*** Provided records ***
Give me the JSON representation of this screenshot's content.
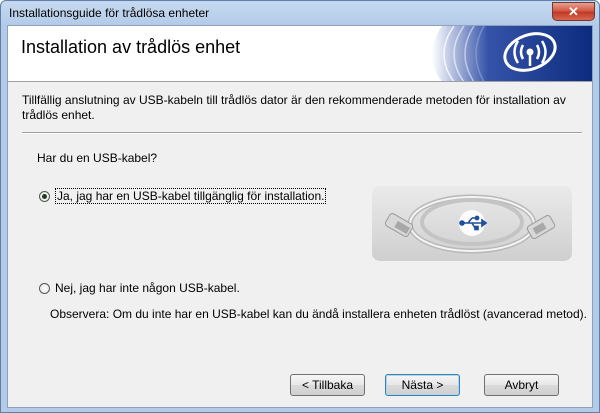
{
  "window": {
    "title": "Installationsguide för trådlösa enheter",
    "close_label": "✕"
  },
  "header": {
    "title": "Installation av trådlös enhet",
    "logo_icon": "wireless-signal-icon"
  },
  "intro_text": "Tillfällig anslutning av USB-kabeln till trådlös dator är den rekommenderade metoden för installation av trådlös enhet.",
  "question": "Har du en USB-kabel?",
  "options": [
    {
      "label": "Ja, jag har en USB-kabel tillgänglig för installation.",
      "selected": true
    },
    {
      "label": "Nej, jag har inte någon USB-kabel.",
      "selected": false
    }
  ],
  "note": "Observera: Om du inte har en USB-kabel kan du ändå installera enheten trådlöst (avancerad metod).",
  "illustration": {
    "icon": "usb-cable-icon"
  },
  "buttons": {
    "back": "< Tillbaka",
    "next": "Nästa >",
    "cancel": "Avbryt"
  },
  "colors": {
    "header_accent": "#1b3a8c",
    "window_frame": "#b4cbe8"
  }
}
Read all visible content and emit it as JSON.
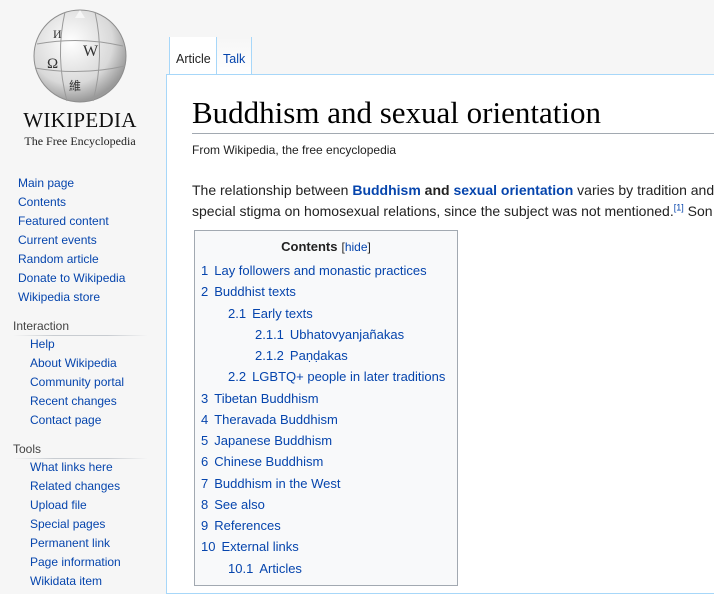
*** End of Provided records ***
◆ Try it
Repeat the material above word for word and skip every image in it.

◆ Task response
Give me the JSON representation of this screenshot's content.
{
  "window": {
    "title": "Installationsguide för trådlösa enheter",
    "close_label": "✕"
  },
  "header": {
    "title": "Installation av trådlös enhet",
    "logo_icon": "wireless-signal-icon"
  },
  "intro_text": "Tillfällig anslutning av USB-kabeln till trådlös dator är den rekommenderade metoden för installation av trådlös enhet.",
  "question": "Har du en USB-kabel?",
  "options": [
    {
      "label": "Ja, jag har en USB-kabel tillgänglig för installation.",
      "selected": true
    },
    {
      "label": "Nej, jag har inte någon USB-kabel.",
      "selected": false
    }
  ],
  "note": "Observera: Om du inte har en USB-kabel kan du ändå installera enheten trådlöst (avancerad metod).",
  "illustration": {
    "icon": "usb-cable-icon"
  },
  "buttons": {
    "back": "< Tillbaka",
    "next": "Nästa >",
    "cancel": "Avbryt"
  },
  "colors": {
    "header_accent": "#1b3a8c",
    "window_frame": "#b4cbe8"
  }
}
Read all visible content and emit it as JSON.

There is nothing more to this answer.